Using component for dependency injection in clojure web apps

In clojure, the common dependency injection library is component. It allows naming services in your application. Then a service can declare dependencies on other services by those names. These services can also declare start and stop functions to properly initialize and cleanup. When the entire system is started, it will resolve those names and inject the correct dependencies where needed.

There are some good videos about component from recent conferences: * Stuart Sierra - Components: Just enough structure * Anthony Marcar - clojure at scale

Hooking component up into a ring app

One of the issues that comes up with ring apps is the declaration of a ring handler as a static top level form. A common pattern in clojure web apps is to see

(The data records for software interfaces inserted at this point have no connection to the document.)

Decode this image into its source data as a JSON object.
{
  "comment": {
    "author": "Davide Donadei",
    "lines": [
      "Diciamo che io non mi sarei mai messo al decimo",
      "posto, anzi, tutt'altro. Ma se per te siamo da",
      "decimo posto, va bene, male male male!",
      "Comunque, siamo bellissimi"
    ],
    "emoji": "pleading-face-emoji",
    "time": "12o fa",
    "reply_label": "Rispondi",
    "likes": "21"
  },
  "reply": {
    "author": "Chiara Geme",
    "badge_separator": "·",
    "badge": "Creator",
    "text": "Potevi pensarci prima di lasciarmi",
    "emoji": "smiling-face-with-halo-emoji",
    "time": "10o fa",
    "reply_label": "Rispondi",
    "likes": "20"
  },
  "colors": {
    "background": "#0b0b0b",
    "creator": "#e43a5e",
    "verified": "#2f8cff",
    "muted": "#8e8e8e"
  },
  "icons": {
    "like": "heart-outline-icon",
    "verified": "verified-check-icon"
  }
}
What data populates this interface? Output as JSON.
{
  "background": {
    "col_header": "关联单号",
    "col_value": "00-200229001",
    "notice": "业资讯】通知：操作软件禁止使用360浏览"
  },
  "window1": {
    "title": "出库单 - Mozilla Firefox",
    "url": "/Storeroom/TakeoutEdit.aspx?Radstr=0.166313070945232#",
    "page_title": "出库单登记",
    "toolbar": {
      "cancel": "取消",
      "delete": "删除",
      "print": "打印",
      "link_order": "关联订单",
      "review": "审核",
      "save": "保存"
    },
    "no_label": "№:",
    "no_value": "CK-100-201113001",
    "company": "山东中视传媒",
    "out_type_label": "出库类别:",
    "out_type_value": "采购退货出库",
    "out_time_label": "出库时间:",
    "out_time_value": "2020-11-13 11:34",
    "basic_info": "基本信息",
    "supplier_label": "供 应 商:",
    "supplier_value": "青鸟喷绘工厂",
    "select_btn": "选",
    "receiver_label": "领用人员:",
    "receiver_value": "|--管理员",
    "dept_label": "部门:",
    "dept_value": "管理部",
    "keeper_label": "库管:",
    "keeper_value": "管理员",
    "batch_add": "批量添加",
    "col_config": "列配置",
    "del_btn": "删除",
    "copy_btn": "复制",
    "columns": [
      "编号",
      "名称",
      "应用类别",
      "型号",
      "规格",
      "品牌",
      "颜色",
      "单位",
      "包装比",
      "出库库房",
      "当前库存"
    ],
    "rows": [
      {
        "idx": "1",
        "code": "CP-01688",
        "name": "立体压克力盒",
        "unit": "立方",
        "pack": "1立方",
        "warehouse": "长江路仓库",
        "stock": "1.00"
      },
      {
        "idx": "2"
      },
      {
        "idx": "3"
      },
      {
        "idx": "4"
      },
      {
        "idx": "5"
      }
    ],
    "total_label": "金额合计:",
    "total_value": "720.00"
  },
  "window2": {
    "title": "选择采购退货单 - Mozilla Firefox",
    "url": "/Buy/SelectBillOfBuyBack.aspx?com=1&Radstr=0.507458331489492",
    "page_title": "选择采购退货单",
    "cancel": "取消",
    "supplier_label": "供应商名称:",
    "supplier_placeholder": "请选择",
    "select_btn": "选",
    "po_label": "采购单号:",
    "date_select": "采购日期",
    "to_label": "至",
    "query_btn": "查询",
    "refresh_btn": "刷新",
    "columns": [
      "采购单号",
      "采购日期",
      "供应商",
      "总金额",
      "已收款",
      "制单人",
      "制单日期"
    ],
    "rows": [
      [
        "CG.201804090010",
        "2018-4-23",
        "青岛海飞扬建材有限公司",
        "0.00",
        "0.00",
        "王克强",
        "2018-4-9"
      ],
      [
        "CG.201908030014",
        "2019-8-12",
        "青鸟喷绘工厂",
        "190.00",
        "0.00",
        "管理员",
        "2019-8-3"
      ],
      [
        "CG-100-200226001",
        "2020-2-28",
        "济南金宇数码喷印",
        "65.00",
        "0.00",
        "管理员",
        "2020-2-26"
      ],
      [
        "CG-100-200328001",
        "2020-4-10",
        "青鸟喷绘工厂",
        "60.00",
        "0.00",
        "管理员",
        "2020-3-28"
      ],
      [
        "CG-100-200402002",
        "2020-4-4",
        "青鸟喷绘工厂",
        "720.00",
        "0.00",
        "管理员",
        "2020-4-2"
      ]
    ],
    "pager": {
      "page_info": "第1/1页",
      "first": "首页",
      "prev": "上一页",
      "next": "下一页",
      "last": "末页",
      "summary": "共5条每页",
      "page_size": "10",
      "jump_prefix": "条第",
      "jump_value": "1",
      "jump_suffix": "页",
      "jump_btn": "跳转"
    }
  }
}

(defroutes routes ....)

(def app
  (-> routes
      middleware1
      ....))

This works fine for small apps and examples. However, app is built at compile time. There is no way to tell the ring handler to use a in-memory database or a storing email mechanism for the test environment, while using other ones for a development or production environment.

One solution is to turn app into a function that takes the map of services. Then it could add a middleware that adds the services to the ring request. Destructuring in routes can then pull out the services that are wanted. For example:

(defroutes routes
  ...
  (PUT "/signup" {:keys [services params]}
    (let [{:keys [database notifier]} services
          {:keys [user]} params]
      (controller/signup-user db notifier user)))
  ...)

(defn wrap-services [f services]
  (fn [req]
    (f (assoc req :services services))))

(defn app [services]
  (-> routes
      (wrap-services services)
      ...))

Now services can be added when the handler is created. For tests, a library like kerodon can be given a handler with just test services.

But how does this work with component for the main application? Since component is used to start systems it could be used to start the database, mailer, and even the web server. The web server can declare a dependency on those services and create the service map it uses to create the handler.

(defrecord WebServer [config jetty database notifier]
  component/Lifecycle
  (start [this]
    (if jetty
      this
      (assoc this :jetty
        (jetty/run-jetty (app {:database database
                               :notifier notifier}) config))))
  (stop [this]
    (when jetty
      (.stop jetty))
    (assoc this :jetty nil)))
(defn system [config]
  (component/system-map
    {:database (database-component config)
     :notifier (email-component config)
     :server   (component/using (map->WebServer {:config config}))}
                 [:database :notifier]))

When component/start is called on a system, it will run the webserver with everything hooked up correctly. This could be done in a -main for a standalone server.